Japanese animation comes in many flavors: manga, anime, and now in recent years computer-generated. However, when looked back upon, there are a few distinct legendary animated films to come from the land of the Rising Sun. Akira, probably the best known anime of all time, and Ghost in the Shell, a film which has spawned numerous comic book series and television adaptations. Now, after 10 years of being absent from the silver screen, director Mamoru Oshii returns with Innocence, the second chapter in the large screen incarnation of this highly imaginative and thought-provoking series.

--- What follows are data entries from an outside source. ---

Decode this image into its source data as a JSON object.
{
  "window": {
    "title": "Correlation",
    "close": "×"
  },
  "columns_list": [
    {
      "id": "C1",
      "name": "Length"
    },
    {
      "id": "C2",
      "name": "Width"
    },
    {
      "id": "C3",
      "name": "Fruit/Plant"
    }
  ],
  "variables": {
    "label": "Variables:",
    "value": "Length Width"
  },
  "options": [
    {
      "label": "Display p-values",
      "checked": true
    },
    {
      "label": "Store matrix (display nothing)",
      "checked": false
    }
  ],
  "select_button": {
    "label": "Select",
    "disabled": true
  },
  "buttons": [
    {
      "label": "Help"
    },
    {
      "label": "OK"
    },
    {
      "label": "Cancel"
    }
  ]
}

Set in the year 2032 (28 years after the original), Innocence follows the tale of Batou, a human cyborg law enforcement officer in the government's anti-terrorist organization. Batou and his partner have been assigned to an unusual string of murders involving Gynoids â€" female robots designed specifically to provide sexual pleasure to their male owners. These robots have been malfunctioning and in many cases attacking and killing their masters. During the course of their investigation, Batou begins to suspect the involvement of a higher government agency, as all of their clues lead to dead ends even when trying to gain the proper clearance to talk to the company that makes the robots. Batou's suspicions become correct and the two finally discover a way to track down the power behind the murders. First, though, they must work their way through a computer hacker whose circular logic and firewall systems make it very difficult for them to crack the code in order to locate the actual factory where these gynoids are made. And just what does a young kidnapped girl have to do with the entire situation?

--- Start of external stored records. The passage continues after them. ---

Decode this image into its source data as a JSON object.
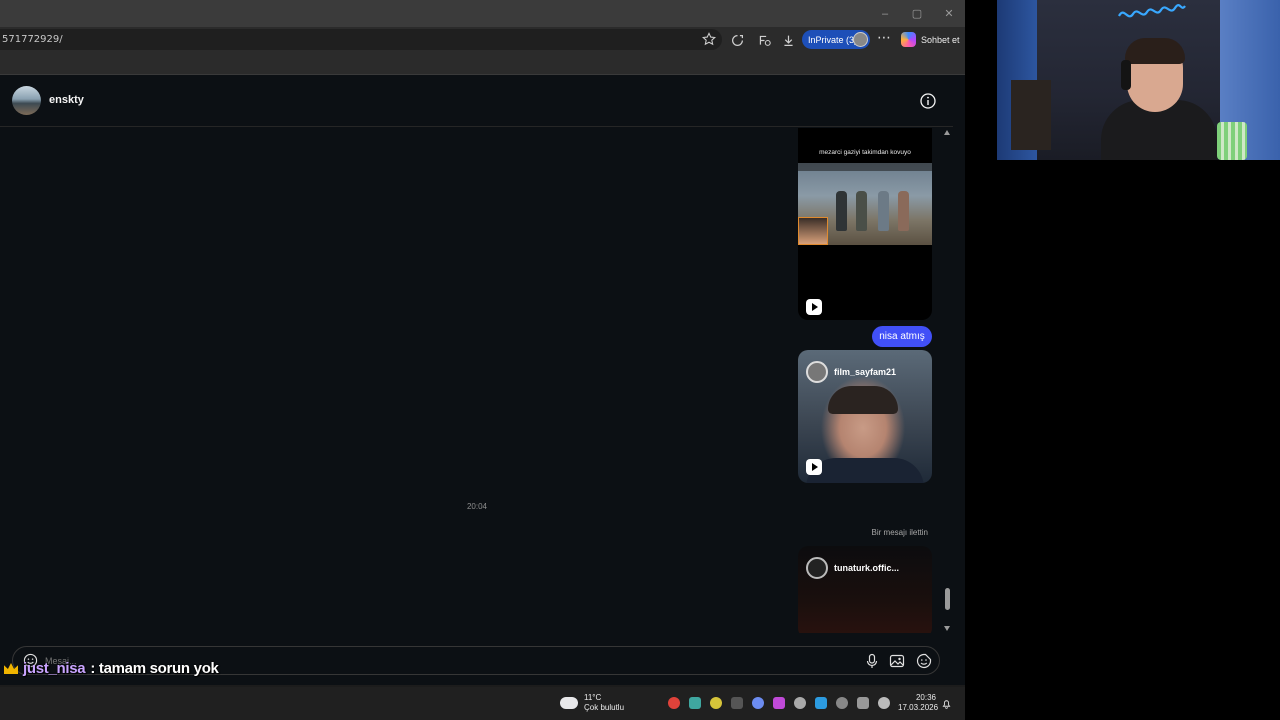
{
  "browser": {
    "url": "571772929/",
    "inprivate_label": "InPrivate (3)",
    "copilot_label": "Sohbet et",
    "window_controls": [
      "–",
      "▢",
      "✕"
    ]
  },
  "dm": {
    "username": "enskty",
    "messages": {
      "reel1_caption": "mezarci gaziyi takimdan kovuyo",
      "sent_text": "nisa atmış",
      "reel2_author": "film_sayfam21",
      "timestamp": "20:04",
      "forwarded_label": "Bir mesajı ilettin",
      "reel3_author": "tunaturk.offic..."
    },
    "composer": {
      "placeholder": "Mesaj..."
    }
  },
  "stream_overlay": {
    "chat_user": "just_nisa",
    "chat_message": ": tamam sorun yok"
  },
  "taskbar": {
    "weather_temp": "11°C",
    "weather_desc": "Çok bulutlu",
    "time": "20:36",
    "date": "17.03.2026"
  },
  "colors": {
    "bubble": "#4150f7",
    "inprivate": "#1d4fb8",
    "background": "#0c1014"
  }
}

Ghost in the Shell 2: Innocence is an interesting piece of filmmaking because while there are many outstanding elements that I want to applaud within the 98 minutes, at the same time there is a lot that left me wanting more. First of all, the animation is breathtaking. A mixture of 2D and 3D (similar to Titan AE) â€" with the environments and locations being computer generated while the characters are hand drawn â€" is about the most beautiful animation I've seen on-screen in quite sometime. From the opening frame to the closing title there is no doubting that this film is a spectacle to look at and one that needs to be seen on as big of a screen as possible. Another positive is the action sequences. Though few and far between in the middle sequence of the film, they are present both off the top and at the end, which provides a satisfactory if not appropriate or expected end to the feature film. More on that in just a second.
Moving to the negatives, which for some people will be the biggest positive the film could offer â€" the story and the underlying (and in some places overlying) thematic material that it deals with. Now I'm not one to pretend that I'm anything more than someone with a love of film and motion picture cinema. I am by no means a philosopher or some sort of scholar. That said, the underlying message in The Matrix films was something I was easily able to grasp. However, sitting through 98 minutes of Ghost in the Shell 2 was a more demanding experience than I thought it could possible be. Simply put, the concepts and ideas brought up by this film in the last 45 minutes alone are enough to confuse even the most astute of movie audiences. While the opening of the film was fairly straightforward and easy to follow, things take a turn for the odd when the film introduces concepts such as machines that can think and act on their own and the humanification of dolls and our modern society. It also deals heavily with computer and human interaction as well as age-old philosophical teachings from Confucious, Descartes, and even the Bible itself. At the core of this film is a lot of deep meaning and interesting discussion material. The problem is that in its subtitled form, there is a lot of reading that needs to be done and it can become overwhelming.
So, I'm conflicted about Ghost in the Shell 2: Innocence. On one hand, I've never seen anything like it in terms of visual style and originality, and while my anime experience is limited, it was pretty entertaining and well put together. I can also respect the director for his deep thought-provoking subject matter, which is said to be one of the major influences of The Matrix films. On the other hand, the film becomes so confusing and bogged down in its own importance in the latter moments, that I left the theatre one bright Thursday afternoon with my head spinning, unsure what really happened. Ghost in the Shell 2 is the kind of film that I would need to see a few more times to dissect it properly and really grasp things at the much deeper level the film is trying to impart upon its viewers. Sadly, that didn't quite happen, and a lot of moviegoers will likely scratch their heads as to what occurs on screen. This is a valiant effort that is probably best left to those experts in the genre and those who have the time to watch and re-watch to get all the nuances and elements of the movie. Still, if you just want to see some fantastic visuals, you'd be hard-pressed to find anything more stellar than those on display here. Maybe one day I can fully appreciate the genius that is surely somewhere in the 98 minutes that Innocence unspools, but for now the best I can do is give this film a conditional recommendation as it's certainly not for everyone.
Mark McLeod has always loved film. In addition to his roles with ShowbizMonkeys.com, Mark also works on many film promotion projects in Vancouver, BC, through his company, Mark McLeod PR.